RESULTS & DISCUSSION: Both investigated SOA types caused significant toxicological effects, while the nano-sized soot cores alone showed only minor toxic effects under the current experimental settings. The toxicological assays furthermore indicated greater adverse effects of SOANAP-SP compared with SOAβPIN-SP in both cell models. At the functional level, we showed that SOANAP-SP augments the secretion of e.g. malondialdehyde and interleukin-8, and may induce the activation of endothelial cells in the co-culture system. This activation was confirmed by comet assay suggesting secondary genotoxicity and an increased angiogenic potential. Chemical characterization of PM revealed distinct qualitative differences in the composition of the two secondary aerosol types. It is shown that SOA-compounds can increase the toxicity of primary SP, which are ubiquitous in inhabited and wildfire influenced areas. Aromatic precursors, such as naphthalene caused the formation more oxidized, more aromatic SOA of higher oxidation potential with higher toxicity compared to an aliphatic precursors, such as β-pinene. The influence of atmospheric chemistry on the chemical PM composition thus can play a crucial role for the adverse health outcome of emissions.

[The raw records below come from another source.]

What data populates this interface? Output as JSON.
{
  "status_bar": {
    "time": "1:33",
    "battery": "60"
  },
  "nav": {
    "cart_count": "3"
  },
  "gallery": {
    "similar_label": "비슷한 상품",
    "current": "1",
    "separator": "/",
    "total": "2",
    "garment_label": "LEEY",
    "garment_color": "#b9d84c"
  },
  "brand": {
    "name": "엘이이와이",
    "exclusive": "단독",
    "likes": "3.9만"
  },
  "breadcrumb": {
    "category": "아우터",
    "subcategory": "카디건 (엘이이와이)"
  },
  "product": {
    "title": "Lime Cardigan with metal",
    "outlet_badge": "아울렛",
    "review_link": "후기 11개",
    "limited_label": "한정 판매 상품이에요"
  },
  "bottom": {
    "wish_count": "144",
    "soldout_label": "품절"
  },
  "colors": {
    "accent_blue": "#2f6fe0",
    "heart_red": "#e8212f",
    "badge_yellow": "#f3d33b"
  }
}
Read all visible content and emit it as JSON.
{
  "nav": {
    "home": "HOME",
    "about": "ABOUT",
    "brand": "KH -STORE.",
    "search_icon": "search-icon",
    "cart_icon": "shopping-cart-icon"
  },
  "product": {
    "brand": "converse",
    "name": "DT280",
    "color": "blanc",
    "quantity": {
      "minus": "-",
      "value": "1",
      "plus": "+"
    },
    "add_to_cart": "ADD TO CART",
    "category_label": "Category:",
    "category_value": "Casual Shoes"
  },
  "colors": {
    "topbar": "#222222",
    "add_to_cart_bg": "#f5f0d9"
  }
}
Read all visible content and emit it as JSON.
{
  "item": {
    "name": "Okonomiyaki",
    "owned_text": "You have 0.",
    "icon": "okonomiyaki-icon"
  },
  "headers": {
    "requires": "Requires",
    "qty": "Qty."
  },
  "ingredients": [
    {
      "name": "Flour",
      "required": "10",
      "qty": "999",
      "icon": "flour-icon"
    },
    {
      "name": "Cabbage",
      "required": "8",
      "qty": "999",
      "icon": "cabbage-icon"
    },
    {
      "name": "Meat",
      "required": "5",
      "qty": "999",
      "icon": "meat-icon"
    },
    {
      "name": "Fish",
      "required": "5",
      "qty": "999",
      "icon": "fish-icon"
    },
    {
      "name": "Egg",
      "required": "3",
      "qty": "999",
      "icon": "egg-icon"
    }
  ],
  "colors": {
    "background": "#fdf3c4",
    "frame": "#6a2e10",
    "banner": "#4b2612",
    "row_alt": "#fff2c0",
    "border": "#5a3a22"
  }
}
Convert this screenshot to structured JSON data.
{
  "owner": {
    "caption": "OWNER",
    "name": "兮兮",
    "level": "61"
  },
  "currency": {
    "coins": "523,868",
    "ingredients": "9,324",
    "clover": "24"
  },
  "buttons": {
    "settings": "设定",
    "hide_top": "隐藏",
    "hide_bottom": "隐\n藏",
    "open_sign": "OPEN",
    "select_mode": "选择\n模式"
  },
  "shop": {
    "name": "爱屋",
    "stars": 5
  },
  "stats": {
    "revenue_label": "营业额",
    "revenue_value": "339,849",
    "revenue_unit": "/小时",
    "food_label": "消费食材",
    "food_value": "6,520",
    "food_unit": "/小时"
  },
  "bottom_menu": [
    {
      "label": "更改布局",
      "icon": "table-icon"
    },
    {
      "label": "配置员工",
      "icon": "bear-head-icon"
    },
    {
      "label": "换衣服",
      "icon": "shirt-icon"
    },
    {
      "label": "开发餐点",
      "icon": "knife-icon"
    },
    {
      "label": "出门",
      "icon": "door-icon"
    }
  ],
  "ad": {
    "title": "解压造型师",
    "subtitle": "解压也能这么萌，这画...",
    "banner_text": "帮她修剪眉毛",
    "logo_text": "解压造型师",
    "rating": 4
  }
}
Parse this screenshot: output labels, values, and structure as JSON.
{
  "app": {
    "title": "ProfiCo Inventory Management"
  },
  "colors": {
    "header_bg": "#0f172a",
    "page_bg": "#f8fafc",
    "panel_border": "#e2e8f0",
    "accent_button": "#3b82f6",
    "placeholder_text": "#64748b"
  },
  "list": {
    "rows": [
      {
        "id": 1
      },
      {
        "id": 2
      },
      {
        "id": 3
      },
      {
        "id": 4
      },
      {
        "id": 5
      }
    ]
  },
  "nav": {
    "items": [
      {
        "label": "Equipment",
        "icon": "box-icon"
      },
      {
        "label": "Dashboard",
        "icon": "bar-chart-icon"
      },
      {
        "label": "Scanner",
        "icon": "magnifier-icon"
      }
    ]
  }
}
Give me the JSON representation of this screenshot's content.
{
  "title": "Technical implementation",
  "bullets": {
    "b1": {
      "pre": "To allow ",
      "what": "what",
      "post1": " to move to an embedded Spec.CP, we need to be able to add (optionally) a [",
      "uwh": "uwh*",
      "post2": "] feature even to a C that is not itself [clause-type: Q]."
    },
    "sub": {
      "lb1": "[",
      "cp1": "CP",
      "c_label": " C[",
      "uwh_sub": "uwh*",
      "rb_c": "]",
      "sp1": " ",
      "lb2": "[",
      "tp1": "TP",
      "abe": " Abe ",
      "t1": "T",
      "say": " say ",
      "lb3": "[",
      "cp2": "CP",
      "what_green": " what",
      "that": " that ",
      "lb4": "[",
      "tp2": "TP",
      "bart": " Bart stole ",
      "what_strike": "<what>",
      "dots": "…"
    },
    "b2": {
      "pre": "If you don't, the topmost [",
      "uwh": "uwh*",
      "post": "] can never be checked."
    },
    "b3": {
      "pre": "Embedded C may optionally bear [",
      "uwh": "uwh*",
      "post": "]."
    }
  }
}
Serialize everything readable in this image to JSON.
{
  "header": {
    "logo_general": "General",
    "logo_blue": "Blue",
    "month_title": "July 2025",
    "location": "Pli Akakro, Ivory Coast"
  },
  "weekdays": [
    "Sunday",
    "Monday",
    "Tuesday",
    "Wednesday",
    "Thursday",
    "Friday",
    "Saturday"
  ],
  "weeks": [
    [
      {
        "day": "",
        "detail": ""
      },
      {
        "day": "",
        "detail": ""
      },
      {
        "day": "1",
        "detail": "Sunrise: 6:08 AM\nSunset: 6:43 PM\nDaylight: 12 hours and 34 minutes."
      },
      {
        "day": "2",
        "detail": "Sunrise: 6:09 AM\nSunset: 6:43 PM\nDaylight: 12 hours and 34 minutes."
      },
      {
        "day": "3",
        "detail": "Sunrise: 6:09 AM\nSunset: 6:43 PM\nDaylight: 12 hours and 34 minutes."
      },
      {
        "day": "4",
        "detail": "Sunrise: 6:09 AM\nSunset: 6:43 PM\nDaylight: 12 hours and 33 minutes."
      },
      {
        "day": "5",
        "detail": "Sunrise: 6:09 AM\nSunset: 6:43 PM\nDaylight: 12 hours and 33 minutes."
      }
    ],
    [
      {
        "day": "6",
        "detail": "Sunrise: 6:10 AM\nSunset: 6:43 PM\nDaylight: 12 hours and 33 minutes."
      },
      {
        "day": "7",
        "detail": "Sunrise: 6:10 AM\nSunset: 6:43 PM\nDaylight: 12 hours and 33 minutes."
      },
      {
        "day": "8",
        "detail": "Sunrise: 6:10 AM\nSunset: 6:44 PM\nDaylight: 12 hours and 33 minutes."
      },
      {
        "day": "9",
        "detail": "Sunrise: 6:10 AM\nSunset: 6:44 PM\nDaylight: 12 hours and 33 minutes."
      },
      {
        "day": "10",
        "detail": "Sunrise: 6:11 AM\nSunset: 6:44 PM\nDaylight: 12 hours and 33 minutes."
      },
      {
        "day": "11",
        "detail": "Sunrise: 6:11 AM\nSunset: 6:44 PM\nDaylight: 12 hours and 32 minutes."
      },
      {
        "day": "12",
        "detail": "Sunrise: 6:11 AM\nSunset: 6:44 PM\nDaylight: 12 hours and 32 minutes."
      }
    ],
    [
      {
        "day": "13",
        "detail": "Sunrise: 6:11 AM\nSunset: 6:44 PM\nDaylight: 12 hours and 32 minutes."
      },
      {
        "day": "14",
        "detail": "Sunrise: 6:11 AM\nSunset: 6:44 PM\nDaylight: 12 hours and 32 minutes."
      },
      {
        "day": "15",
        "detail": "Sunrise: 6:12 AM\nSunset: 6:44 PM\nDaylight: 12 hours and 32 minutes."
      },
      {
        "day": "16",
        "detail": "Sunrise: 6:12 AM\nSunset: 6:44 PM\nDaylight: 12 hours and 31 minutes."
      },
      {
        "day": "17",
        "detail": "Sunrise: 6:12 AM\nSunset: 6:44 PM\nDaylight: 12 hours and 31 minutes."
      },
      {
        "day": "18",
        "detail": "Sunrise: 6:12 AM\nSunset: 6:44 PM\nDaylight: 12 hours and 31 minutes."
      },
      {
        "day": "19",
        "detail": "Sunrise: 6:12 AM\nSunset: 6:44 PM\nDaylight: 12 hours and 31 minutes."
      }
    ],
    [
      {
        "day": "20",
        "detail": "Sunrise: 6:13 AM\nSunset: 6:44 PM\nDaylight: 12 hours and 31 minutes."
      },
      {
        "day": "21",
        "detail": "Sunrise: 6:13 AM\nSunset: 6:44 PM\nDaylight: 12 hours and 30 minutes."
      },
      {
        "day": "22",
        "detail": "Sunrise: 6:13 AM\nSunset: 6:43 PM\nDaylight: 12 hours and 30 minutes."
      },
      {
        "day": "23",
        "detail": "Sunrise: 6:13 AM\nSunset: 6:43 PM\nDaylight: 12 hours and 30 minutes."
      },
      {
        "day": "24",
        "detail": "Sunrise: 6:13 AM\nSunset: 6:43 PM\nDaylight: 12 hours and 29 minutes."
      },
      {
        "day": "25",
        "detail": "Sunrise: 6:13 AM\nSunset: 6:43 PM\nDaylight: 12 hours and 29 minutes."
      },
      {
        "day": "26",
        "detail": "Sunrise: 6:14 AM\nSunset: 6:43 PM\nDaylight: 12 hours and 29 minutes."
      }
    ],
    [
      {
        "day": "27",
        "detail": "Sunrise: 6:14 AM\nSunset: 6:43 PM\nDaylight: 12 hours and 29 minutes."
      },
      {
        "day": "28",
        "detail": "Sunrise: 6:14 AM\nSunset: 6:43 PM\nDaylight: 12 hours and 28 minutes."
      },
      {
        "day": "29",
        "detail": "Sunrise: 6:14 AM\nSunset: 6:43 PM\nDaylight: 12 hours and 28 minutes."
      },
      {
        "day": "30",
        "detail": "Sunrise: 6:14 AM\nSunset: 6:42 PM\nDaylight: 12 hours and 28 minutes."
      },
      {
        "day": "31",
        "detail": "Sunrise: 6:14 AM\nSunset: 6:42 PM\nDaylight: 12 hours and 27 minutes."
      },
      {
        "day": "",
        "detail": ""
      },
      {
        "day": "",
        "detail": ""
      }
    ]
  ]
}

[1] Cohen AJ, et al., Lancet, 2017, 389(10082), 1907-1918.
[2] Ihantola T, et al., Fibre Toxicol, 2020, 17(1), 27.
[3] Burkholder JB, et al., Environ Sci Technol, 2017, 51(5), 2519-2528.
[4] Park M, et al. Sci Rep, 2018, 8(1), 17007.